[Data extract Boundary: Start]

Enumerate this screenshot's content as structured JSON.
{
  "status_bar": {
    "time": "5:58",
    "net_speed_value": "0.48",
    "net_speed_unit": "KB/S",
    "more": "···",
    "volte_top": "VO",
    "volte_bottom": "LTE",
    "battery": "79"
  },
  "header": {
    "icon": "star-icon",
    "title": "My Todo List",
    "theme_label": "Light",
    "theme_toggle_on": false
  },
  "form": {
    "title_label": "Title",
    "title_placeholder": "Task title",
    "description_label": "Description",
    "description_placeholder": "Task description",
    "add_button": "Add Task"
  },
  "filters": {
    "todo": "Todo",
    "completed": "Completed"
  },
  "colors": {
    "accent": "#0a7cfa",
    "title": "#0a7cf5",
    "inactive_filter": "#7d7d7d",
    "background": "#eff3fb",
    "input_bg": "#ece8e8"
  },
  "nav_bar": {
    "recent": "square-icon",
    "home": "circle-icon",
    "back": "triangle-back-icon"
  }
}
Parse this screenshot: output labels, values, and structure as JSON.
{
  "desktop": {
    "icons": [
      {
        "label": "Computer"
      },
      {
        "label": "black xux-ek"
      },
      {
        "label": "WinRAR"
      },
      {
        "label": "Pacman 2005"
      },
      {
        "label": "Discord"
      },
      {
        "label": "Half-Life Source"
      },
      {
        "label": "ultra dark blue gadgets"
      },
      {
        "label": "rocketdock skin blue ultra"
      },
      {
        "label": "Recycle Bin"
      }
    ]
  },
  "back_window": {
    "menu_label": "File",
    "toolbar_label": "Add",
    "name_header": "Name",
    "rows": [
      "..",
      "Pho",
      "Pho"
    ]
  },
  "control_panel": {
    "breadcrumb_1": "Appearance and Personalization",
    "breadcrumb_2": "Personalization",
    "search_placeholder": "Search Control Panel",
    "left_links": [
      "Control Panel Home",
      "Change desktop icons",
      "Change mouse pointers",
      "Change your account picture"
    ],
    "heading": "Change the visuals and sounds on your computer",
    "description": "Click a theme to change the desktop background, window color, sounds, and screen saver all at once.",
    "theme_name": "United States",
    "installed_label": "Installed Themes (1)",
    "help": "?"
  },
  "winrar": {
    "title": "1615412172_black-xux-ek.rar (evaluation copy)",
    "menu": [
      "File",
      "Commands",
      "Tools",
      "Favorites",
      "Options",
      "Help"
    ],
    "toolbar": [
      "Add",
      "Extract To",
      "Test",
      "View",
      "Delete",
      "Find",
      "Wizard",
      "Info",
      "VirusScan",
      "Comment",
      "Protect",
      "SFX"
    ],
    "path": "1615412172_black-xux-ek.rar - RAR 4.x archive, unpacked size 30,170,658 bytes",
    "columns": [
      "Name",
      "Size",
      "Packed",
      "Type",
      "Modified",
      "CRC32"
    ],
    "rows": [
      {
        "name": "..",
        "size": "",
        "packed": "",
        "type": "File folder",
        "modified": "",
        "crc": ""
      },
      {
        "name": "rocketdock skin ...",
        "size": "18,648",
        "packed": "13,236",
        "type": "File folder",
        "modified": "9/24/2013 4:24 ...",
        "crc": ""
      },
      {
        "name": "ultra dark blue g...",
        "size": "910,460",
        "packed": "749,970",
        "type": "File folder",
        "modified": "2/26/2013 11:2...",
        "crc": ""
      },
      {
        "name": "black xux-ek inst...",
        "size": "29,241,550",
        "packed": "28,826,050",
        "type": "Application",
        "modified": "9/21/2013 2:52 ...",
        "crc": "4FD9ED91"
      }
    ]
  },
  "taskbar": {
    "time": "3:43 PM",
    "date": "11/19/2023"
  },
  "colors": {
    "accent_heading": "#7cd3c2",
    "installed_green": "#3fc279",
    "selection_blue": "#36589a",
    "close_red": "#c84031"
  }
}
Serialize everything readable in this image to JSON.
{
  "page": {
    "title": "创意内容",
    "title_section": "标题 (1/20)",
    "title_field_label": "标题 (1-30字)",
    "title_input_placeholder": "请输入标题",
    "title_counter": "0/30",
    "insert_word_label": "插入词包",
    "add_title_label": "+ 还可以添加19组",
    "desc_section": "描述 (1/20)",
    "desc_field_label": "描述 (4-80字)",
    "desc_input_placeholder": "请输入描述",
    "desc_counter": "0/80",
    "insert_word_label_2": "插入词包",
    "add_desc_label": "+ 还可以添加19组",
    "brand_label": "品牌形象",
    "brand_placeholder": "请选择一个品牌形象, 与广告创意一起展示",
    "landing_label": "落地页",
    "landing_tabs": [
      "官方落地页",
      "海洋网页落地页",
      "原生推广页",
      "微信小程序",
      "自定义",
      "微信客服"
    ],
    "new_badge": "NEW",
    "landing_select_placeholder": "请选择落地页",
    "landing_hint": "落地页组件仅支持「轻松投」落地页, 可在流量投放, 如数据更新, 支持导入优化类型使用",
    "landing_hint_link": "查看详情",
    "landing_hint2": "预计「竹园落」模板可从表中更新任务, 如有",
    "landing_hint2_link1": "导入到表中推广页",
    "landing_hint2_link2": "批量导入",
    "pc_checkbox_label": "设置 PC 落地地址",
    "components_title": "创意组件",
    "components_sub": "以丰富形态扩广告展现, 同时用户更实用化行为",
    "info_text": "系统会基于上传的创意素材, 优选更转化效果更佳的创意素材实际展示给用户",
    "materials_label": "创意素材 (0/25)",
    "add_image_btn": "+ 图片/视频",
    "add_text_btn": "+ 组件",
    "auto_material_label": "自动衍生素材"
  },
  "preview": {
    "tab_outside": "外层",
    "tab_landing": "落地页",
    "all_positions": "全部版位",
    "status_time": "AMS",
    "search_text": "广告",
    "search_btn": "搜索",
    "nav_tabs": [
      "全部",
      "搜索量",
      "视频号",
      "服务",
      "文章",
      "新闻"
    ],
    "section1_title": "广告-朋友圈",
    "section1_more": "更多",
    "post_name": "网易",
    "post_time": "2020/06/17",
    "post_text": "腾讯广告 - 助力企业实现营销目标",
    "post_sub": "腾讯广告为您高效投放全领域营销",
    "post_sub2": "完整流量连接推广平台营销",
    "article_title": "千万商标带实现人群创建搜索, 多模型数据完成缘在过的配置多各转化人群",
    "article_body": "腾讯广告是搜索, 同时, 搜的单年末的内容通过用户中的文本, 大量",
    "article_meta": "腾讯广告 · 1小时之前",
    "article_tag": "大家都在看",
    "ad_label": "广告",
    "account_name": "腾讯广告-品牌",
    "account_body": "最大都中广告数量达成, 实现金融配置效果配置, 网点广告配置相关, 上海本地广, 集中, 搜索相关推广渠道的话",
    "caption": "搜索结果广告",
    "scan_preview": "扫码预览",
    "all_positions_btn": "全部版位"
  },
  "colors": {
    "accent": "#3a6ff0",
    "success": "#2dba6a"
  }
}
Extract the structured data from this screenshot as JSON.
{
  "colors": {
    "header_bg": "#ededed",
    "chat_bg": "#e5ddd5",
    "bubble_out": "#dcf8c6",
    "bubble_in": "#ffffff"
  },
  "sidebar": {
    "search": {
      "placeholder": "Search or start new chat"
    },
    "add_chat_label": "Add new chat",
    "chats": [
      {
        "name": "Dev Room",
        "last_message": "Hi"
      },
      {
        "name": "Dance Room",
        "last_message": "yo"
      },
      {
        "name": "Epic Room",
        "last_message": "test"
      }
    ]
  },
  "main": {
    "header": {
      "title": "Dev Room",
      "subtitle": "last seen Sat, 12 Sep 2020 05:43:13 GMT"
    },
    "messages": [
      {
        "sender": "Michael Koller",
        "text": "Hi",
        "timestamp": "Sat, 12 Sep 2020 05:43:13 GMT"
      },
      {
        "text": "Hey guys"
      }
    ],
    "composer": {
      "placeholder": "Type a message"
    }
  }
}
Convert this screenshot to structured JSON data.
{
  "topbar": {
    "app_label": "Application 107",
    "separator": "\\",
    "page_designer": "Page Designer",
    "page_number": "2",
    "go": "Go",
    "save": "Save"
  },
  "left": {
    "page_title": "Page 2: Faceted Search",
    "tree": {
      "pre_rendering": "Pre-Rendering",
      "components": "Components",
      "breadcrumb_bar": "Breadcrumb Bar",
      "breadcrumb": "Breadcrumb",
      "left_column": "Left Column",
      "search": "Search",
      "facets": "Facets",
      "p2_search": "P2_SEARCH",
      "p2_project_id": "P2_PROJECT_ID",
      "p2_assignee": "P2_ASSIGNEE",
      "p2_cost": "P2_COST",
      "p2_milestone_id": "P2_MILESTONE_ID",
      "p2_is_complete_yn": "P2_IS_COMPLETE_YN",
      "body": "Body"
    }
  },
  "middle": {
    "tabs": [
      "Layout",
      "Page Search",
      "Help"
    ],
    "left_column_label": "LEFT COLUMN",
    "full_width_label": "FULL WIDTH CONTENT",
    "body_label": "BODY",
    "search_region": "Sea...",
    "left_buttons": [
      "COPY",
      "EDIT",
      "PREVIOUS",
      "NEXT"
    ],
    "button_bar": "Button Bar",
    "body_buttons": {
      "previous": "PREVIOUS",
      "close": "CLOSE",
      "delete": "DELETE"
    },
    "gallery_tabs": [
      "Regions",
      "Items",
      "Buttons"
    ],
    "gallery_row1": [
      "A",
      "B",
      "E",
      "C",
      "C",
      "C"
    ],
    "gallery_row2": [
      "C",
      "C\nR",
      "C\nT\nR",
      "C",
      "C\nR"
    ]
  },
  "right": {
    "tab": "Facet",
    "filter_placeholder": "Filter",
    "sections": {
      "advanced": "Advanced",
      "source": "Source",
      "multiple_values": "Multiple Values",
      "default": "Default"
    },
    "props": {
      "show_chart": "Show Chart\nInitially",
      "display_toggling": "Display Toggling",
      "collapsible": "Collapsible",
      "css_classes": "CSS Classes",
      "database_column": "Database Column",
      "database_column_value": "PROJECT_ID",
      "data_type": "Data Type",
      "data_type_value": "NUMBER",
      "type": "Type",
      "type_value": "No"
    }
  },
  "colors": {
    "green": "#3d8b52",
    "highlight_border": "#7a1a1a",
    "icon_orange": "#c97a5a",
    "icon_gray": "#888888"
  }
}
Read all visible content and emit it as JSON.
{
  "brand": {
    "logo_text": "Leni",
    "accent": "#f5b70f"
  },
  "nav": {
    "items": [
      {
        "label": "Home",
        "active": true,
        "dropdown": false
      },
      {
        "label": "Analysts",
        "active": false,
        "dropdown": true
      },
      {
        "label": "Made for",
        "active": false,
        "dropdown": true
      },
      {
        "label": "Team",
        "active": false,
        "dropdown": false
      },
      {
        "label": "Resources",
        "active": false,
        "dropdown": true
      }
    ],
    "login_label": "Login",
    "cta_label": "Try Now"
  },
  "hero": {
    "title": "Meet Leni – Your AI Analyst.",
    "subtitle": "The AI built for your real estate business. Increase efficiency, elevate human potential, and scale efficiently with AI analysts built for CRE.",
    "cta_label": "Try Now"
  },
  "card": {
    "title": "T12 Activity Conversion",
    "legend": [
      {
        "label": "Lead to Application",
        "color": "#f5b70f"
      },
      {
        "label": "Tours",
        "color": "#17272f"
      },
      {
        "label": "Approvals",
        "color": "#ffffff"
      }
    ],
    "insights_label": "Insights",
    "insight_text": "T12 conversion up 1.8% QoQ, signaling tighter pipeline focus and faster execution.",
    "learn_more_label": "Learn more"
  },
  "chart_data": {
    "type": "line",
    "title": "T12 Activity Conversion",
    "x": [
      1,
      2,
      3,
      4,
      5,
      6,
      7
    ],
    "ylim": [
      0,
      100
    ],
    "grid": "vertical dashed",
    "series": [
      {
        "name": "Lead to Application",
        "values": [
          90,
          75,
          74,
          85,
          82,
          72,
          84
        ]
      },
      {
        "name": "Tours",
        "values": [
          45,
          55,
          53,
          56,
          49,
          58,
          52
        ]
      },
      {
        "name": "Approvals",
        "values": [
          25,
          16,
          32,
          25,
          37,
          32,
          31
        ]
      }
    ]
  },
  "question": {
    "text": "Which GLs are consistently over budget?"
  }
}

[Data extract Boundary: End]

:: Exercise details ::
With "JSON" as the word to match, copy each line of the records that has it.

:: Exercise answer ::
Enumerate this screenshot's content as structured JSON.
Parse this screenshot: output labels, values, and structure as JSON.
Serialize everything readable in this image to JSON.
Extract the structured data from this screenshot as JSON.
Convert this screenshot to structured JSON data.
Read all visible content and emit it as JSON.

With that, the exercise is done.